▸ **WHAT THE TASK ASKS**: In the records below, count the lines that have "this" and answer with the number alone.

▸ **TASK MATERIAL**:
....................

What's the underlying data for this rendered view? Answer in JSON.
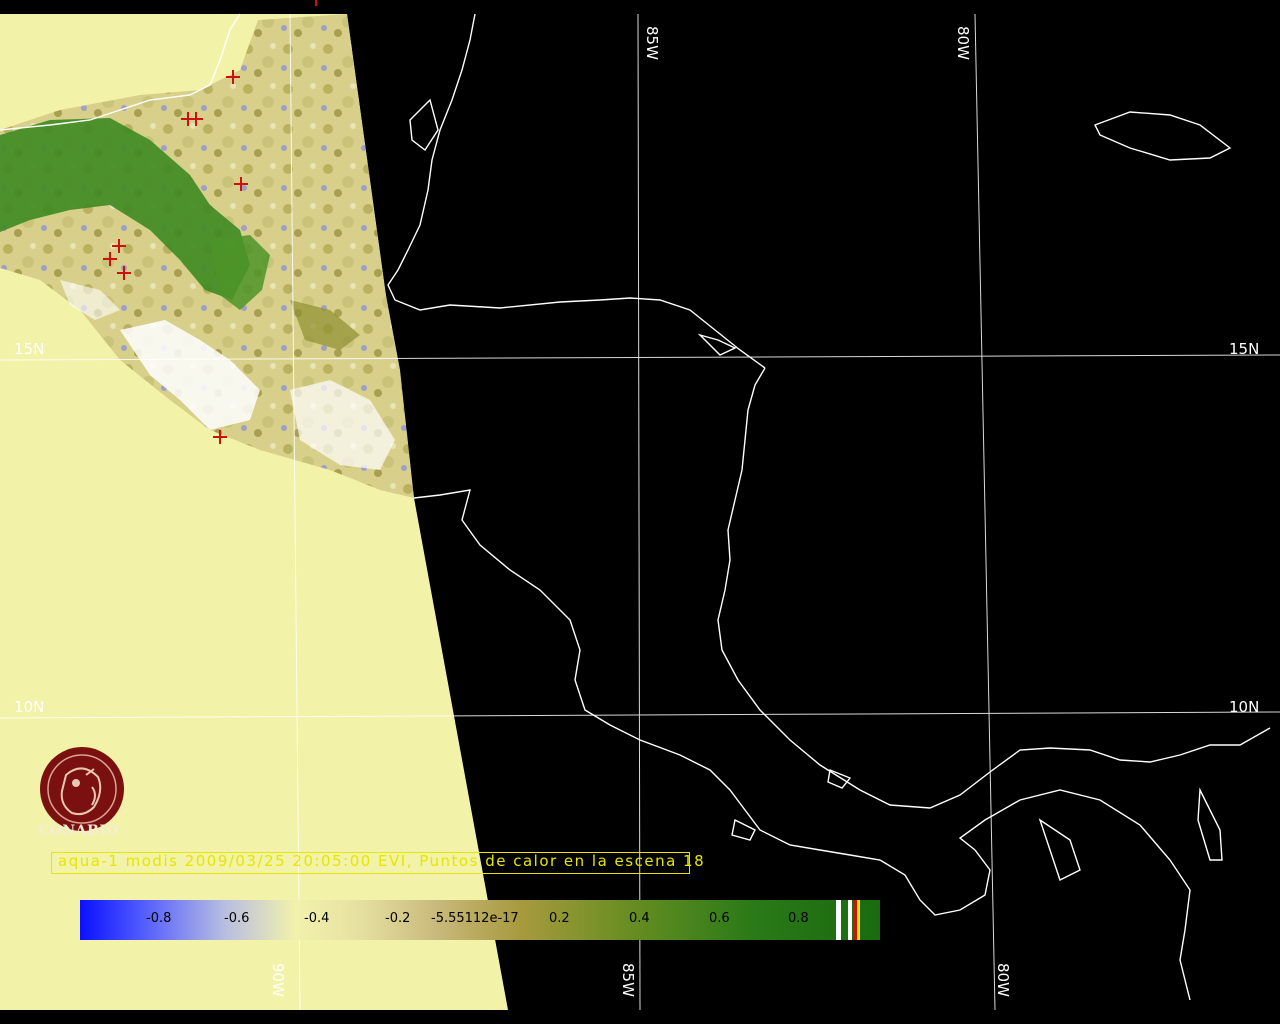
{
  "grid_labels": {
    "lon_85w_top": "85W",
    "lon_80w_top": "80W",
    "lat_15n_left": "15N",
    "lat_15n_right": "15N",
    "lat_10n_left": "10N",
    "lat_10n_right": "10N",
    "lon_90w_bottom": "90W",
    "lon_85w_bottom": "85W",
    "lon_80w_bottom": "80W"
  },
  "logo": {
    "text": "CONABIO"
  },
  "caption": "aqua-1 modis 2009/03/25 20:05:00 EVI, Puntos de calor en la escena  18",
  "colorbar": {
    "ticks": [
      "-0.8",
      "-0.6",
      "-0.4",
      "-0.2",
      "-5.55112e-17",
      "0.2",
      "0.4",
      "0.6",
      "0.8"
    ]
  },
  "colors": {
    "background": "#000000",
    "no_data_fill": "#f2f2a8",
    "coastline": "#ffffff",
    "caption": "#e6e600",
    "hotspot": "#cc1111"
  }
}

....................

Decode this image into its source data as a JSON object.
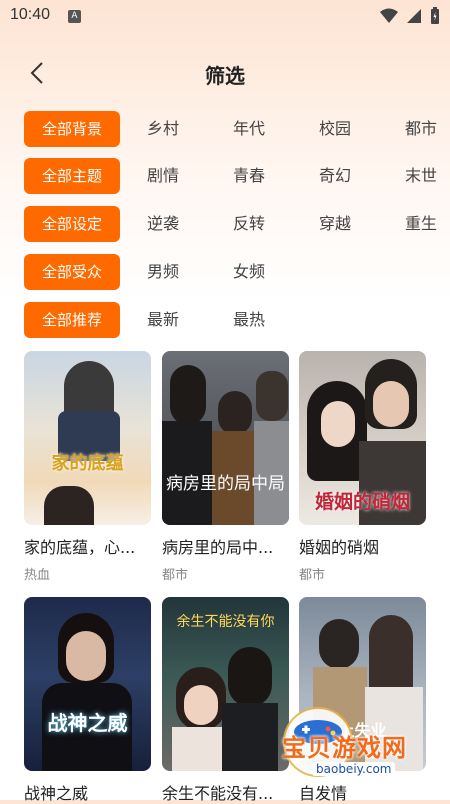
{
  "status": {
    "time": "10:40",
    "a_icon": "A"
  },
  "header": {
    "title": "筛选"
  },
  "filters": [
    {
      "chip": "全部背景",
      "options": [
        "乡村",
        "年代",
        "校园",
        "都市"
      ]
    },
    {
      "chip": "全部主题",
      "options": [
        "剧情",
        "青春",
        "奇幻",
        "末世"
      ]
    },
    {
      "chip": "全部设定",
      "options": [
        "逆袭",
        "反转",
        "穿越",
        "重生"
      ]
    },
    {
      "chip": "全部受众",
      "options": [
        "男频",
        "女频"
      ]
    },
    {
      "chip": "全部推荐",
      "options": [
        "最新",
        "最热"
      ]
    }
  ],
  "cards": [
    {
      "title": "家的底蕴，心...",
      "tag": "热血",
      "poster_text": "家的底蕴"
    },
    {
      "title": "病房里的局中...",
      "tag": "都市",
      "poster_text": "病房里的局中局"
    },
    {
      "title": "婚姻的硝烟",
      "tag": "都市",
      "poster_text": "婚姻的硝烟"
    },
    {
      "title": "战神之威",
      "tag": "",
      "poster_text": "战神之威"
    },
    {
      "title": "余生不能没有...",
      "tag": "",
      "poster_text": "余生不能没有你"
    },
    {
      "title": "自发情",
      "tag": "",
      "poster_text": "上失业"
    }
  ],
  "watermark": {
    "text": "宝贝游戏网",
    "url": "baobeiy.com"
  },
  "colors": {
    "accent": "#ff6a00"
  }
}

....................

▸ **RESPONSE**: 2